**Assignment:** Go through the listing and copy each line that has the string "time" in it.
-- Information shown follows --
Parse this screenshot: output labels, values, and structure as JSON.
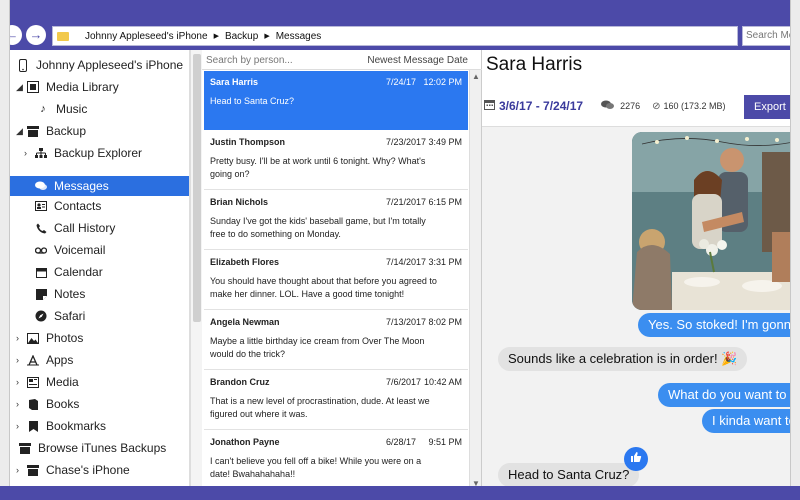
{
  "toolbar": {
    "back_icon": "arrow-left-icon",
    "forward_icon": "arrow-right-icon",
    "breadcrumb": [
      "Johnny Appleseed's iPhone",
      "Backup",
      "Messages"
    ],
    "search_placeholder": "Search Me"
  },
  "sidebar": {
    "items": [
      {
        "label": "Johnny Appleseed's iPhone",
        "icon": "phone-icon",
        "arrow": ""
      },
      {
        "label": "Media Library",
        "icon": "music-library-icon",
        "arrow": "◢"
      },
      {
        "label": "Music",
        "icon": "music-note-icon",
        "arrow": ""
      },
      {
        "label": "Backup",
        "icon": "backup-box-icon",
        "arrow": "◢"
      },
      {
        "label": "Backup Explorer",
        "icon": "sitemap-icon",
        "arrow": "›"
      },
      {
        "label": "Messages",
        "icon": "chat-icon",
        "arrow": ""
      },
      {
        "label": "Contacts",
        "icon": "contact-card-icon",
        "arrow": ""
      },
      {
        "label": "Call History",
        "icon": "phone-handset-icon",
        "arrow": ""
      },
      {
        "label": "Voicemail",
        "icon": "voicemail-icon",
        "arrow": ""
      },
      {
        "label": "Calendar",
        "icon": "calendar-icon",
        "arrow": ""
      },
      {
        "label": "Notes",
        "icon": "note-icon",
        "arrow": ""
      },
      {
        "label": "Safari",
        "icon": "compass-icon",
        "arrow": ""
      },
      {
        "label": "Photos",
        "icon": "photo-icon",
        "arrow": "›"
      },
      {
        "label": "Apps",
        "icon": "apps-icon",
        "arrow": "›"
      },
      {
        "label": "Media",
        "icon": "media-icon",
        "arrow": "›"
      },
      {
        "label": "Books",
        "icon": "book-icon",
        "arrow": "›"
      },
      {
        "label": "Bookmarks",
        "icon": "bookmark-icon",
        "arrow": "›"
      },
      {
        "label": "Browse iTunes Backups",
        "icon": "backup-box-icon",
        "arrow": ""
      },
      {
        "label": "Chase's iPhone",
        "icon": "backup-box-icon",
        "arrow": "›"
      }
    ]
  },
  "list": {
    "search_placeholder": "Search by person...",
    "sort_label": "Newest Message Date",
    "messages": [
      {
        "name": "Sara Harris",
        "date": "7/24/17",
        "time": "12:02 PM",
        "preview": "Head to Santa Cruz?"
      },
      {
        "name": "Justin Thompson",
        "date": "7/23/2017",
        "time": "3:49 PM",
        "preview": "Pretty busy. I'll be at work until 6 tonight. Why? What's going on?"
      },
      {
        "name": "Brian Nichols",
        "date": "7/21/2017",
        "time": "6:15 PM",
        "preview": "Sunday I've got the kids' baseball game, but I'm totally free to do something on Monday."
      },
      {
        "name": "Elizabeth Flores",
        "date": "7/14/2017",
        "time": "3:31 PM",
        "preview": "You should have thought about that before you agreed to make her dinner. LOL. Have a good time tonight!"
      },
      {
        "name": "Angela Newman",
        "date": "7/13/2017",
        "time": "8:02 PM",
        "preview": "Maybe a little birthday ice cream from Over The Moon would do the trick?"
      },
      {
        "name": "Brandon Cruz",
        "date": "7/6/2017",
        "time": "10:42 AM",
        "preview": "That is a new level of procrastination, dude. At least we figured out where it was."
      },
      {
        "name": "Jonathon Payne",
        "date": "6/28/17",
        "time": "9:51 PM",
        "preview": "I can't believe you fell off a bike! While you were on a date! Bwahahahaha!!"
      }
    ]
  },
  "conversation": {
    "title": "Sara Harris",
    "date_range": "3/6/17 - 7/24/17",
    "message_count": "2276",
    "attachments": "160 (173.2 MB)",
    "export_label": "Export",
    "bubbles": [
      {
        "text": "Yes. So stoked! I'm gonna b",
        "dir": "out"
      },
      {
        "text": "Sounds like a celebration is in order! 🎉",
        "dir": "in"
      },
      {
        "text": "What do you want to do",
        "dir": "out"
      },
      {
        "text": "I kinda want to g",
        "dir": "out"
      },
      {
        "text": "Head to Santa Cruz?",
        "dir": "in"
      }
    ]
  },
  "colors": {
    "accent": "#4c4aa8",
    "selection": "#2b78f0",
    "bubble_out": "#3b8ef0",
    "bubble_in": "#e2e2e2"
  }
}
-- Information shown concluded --
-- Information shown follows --
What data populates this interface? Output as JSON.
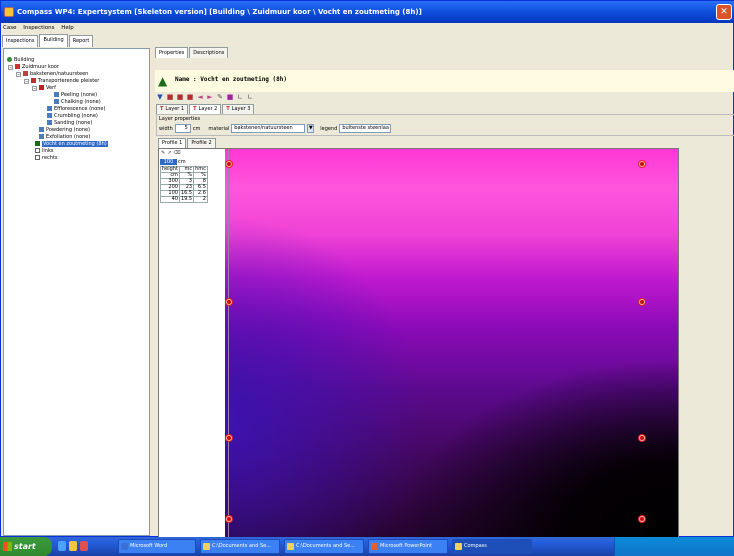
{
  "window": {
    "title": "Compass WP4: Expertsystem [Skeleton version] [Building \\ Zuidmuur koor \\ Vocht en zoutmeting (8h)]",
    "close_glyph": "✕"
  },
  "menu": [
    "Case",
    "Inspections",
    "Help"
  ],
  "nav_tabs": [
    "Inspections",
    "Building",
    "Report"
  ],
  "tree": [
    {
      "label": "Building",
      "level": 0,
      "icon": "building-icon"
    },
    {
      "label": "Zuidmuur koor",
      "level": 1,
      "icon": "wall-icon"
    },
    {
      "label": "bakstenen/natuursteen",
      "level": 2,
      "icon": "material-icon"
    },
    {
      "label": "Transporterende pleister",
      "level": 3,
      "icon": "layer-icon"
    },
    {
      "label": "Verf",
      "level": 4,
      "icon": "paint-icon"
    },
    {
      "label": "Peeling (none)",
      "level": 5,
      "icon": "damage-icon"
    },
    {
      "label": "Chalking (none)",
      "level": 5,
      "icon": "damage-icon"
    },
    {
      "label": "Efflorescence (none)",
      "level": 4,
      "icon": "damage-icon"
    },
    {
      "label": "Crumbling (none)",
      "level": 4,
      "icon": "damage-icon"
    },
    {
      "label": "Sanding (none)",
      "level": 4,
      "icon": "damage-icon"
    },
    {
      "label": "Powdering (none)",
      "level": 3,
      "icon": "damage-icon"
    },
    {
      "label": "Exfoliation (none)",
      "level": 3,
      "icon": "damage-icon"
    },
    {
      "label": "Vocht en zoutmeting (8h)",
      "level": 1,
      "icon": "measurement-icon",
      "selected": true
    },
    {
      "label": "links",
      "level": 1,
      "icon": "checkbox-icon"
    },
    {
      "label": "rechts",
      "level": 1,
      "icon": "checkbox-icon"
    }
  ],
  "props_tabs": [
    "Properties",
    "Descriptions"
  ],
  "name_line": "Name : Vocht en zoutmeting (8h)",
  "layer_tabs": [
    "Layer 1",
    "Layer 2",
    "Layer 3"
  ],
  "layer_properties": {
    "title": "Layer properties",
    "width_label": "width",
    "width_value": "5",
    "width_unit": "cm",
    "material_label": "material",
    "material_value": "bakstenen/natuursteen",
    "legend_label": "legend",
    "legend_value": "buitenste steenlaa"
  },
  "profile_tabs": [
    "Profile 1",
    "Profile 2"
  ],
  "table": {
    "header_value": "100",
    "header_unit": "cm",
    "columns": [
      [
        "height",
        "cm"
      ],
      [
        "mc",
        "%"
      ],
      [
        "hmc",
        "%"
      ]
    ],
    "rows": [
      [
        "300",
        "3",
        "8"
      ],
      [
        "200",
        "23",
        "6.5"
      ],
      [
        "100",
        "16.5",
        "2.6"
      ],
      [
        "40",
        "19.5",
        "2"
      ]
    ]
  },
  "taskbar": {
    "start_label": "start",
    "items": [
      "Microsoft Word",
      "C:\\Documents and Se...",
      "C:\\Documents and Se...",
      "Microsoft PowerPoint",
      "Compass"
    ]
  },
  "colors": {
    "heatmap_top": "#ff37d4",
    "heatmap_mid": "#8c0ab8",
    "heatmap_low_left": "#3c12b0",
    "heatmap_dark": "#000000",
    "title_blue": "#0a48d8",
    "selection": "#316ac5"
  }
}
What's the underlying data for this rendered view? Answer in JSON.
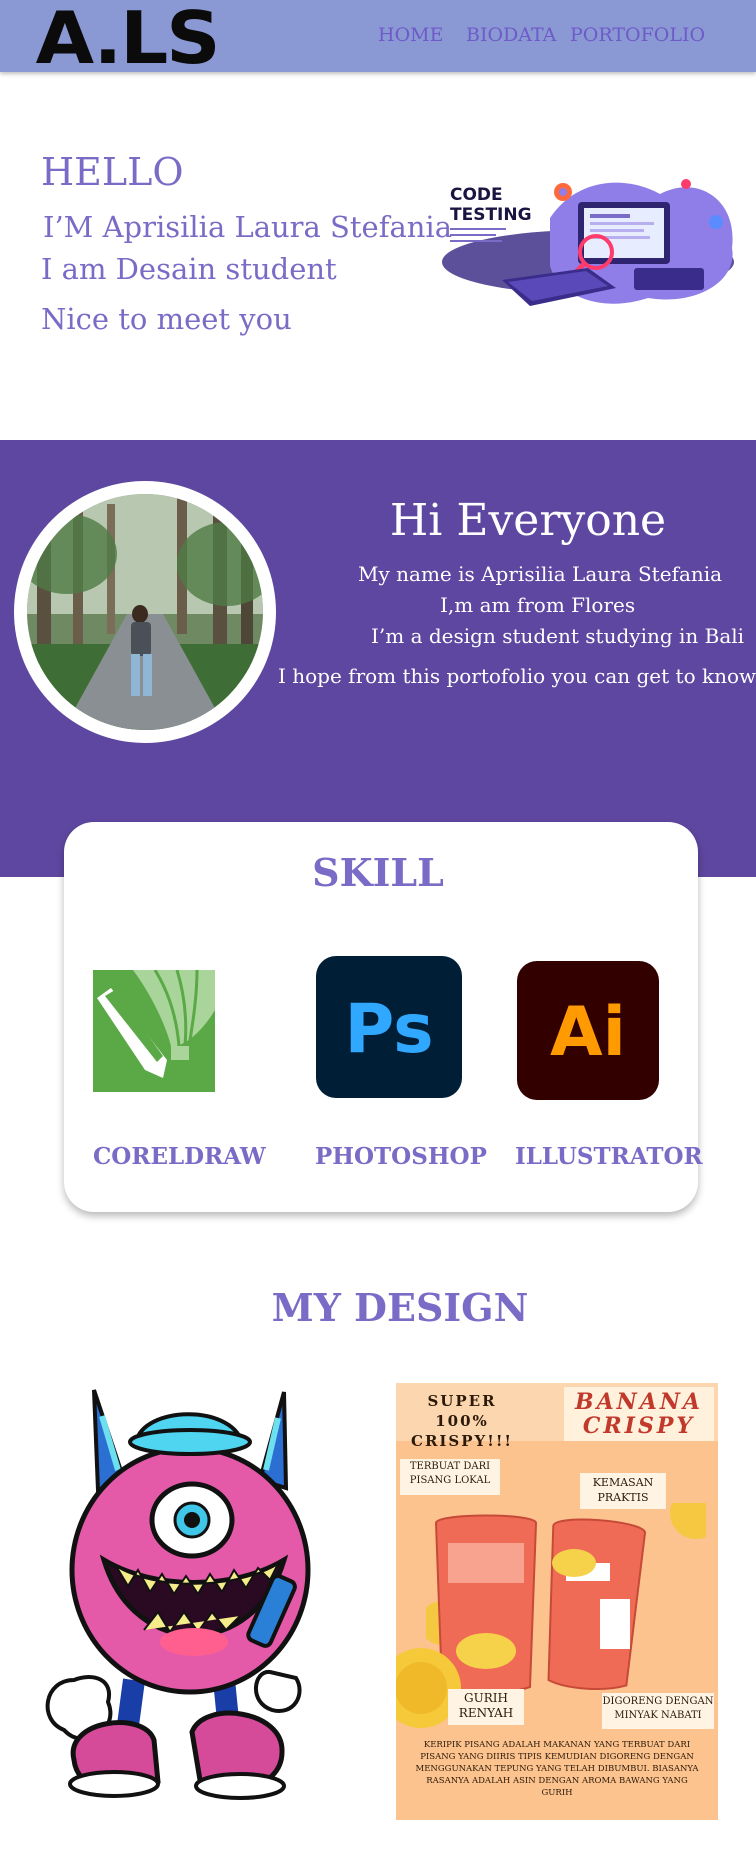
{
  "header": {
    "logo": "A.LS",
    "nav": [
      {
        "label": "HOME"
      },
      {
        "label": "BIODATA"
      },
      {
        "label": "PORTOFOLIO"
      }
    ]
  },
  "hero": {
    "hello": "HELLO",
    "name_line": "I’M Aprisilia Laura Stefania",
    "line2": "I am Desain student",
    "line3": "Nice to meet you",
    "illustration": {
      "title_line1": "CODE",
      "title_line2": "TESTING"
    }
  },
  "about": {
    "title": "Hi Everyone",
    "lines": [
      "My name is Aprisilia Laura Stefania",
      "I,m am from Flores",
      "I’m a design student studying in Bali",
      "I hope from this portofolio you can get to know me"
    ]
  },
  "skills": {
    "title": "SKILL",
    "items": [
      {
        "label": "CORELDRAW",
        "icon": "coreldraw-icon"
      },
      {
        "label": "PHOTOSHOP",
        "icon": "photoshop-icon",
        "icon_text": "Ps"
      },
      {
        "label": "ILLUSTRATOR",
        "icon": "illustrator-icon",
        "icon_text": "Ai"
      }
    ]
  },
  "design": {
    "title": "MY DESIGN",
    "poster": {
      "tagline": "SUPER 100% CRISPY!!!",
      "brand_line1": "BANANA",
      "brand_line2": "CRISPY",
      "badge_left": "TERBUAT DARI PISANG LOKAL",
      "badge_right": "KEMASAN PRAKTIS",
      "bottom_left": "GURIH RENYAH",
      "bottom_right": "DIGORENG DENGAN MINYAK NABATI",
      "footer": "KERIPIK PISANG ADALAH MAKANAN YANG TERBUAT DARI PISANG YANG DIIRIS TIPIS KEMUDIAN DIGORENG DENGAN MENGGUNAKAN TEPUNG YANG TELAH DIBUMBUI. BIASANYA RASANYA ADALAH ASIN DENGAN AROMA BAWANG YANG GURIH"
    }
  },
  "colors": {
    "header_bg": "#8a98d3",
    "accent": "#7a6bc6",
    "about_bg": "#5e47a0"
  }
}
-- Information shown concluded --
**Output of the task:**
        "time": "12:02 PM",
        "time": "3:49 PM",
        "time": "6:15 PM",
        "time": "3:31 PM",
        "preview": "You should have thought about that before you agreed to make her dinner. LOL. Have a good time tonight!"
        "time": "8:02 PM",
        "time": "10:42 AM",
        "time": "9:51 PM",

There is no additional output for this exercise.